  7. Chronic Toxicity - The effects of long term or repeated low level exposures to a toxic substance (cancer, liver damage, reproductive disorders, etc.).
  8. Carcinogen or Carcinogenic - Capable of causing cancer. A suspected carcinogen is a substance that may cause cancer in humans or animals but for which the evidence is not conclusive.
  9. Bioassay - A method of testing a material's effects on living organisms.
  10. Route of Exposure - The way a chemical enters an organism after contact (e.g., ingestion, inhalation, or dermal absorption).
  11. No Observable Adverse Effects Level (NOAEL) - An experimentally determined dose at which there was no statistically or biologically significant indication of the toxic effect of concern.
  12. Lowest Observable Adverse Effects Level (LOAEL) - The lowest experimentally determined dose at which adverse effects are seen in the test population.
  13. Metabolite - A breakdown product of a pesticide resulting from biological, chemical, or physical action on the pesticide with a living organism.
  14. Dose response - How an organism's response to a toxic substance changes as its overall exposure to the substance changes.

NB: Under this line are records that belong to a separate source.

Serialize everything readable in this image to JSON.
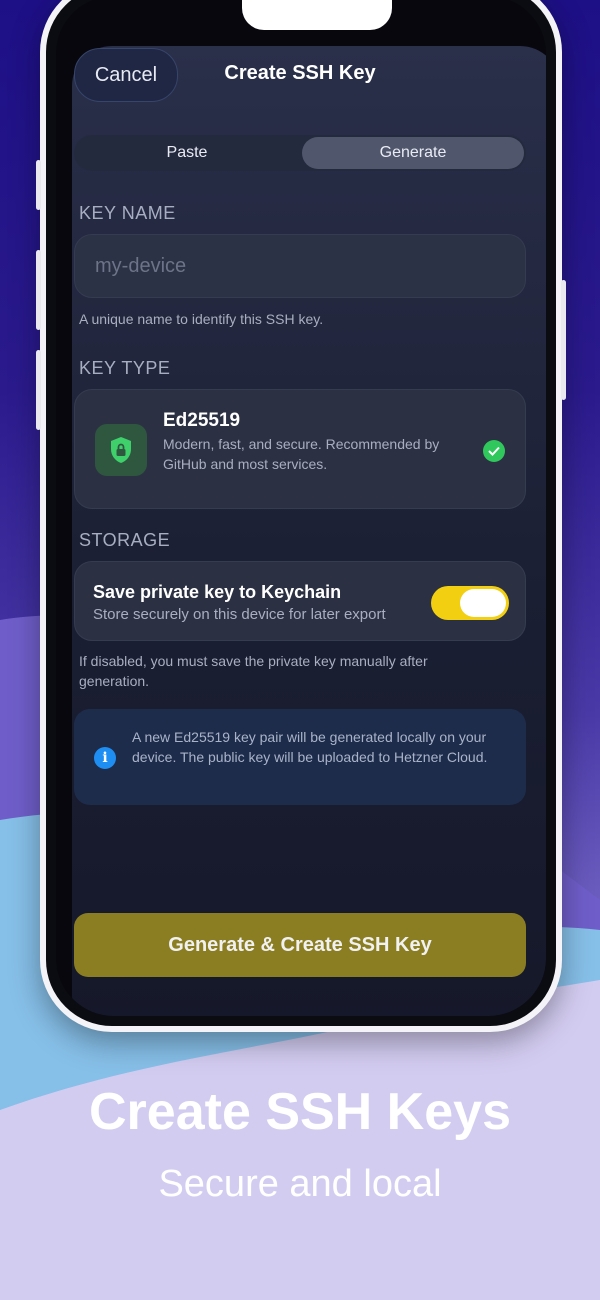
{
  "header": {
    "cancel_label": "Cancel",
    "title": "Create SSH Key"
  },
  "segmented": {
    "items": [
      {
        "label": "Paste"
      },
      {
        "label": "Generate",
        "selected": true
      }
    ]
  },
  "key_name": {
    "section_label": "KEY NAME",
    "placeholder": "my-device",
    "value": "",
    "help": "A unique name to identify this SSH key."
  },
  "key_type": {
    "section_label": "KEY TYPE",
    "name": "Ed25519",
    "description": "Modern, fast, and secure. Recommended by GitHub and most services.",
    "icon": "shield-lock-icon",
    "selected_icon": "checkmark-circle-icon"
  },
  "storage": {
    "section_label": "STORAGE",
    "title": "Save private key to Keychain",
    "subtitle": "Store securely on this device for later export",
    "toggle_on": true,
    "help": "If disabled, you must save the private key manually after generation."
  },
  "info": {
    "icon": "info-icon",
    "text": "A new Ed25519 key pair will be generated locally on your device. The public key will be uploaded to Hetzner Cloud."
  },
  "primary_button": {
    "label": "Generate & Create SSH Key"
  },
  "promo": {
    "title": "Create SSH Keys",
    "subtitle": "Secure and local"
  },
  "colors": {
    "accent_yellow": "#f2cf10",
    "button_olive": "#8b7d22",
    "success_green": "#30c75c",
    "info_blue": "#1e8ef2"
  }
}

For example, a small dose of carbon monoxide may cause drowsiness; a large dose can be fatal.
  15. Mechanisms of Toxicity - The biochemical method by which a chemical reacts in a living organism.
  16. Apoptosis - Occurs when a cell dies through activation of an internally controlled suicide program; this process occurs either for unwanted cells during embryogenesis or when cells are damaged beyond repair, especially if something damages the cell's nuclear DNA.
  17. Necrosis - A type of cell death that occurs following abnormal stress (ex: chemical injury); always pathologic.
  18. Morbidity - Rate of incidence of disease.
  19. Mortality - Death rate

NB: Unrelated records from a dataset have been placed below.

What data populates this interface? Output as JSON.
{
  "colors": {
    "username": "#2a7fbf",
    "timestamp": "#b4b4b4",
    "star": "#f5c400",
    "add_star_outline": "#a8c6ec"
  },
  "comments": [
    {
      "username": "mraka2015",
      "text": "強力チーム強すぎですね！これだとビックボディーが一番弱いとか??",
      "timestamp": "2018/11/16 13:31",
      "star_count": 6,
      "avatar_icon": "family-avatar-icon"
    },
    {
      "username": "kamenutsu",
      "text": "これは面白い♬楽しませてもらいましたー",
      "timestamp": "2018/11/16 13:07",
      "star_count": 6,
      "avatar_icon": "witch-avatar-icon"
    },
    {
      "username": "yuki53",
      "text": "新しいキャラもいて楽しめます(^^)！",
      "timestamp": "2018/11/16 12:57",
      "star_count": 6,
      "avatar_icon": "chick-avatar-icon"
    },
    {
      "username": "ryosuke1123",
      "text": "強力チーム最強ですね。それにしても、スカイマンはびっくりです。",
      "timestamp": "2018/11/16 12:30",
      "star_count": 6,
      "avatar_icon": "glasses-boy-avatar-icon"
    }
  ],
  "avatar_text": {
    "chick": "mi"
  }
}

Transport Terms

  1. Volatilization - Dissolved and sorbed contaminants move from water and soil into air, in the form of gas and vapors.
  2. Sorption - Dissolved contaminants become bound to solids by attractive chemical, physical, and electrostatic forces.
  3. Sedimentation - Small suspended solids in water grow large enough to settle out of water under gravity (coagulation leads to flocculation).

Environmental Chemical Reactions

  1. Photolysis - In molecules that absorb solar radiation, exposure to sunlight can break chemical bonds and initiate breakdown of a compound.
  2. Complexation and chelation - Charged dissolved contaminants bind to electron-donor ligands to form complex or coordination compounds.
  3. Acid-base Reaction - Protons (H+ ions) are transferred between two different chemicals
  4. Oxidation-reduction (redox) Reaction - Electrons are transferred between chemical species, changing the oxidation states and the chemical properties of the electron donor and the electron acceptor.
  5. Hydrolysis - A compound forms chemical bonds to water molecules or hydroxyl anions (OH-).
  6. Chemical Precipitation - Two or more dissolved species react to form an insoluble solid compound, or there is a change in pH, redox potential, or concentrations, resulting in the formation of a solid from dissolved compounds.

Measurement Parameters

  1. Log Octanol - Water Partition Coefficient (Log Kow) - Used to predict the bioaccumulation potential in aquatic and terrestrial organisms. This describes the tendency of a non ionized organic chemical to accumulate in lipid (fatty) tissue and to sorb onto soil particles or onto the surface of organisms or other particulate matter coated with organic material.
  2. Half-life - The amount of time it takes half the initial amount of AI to disintegrate; this value can be generated for both water and soil.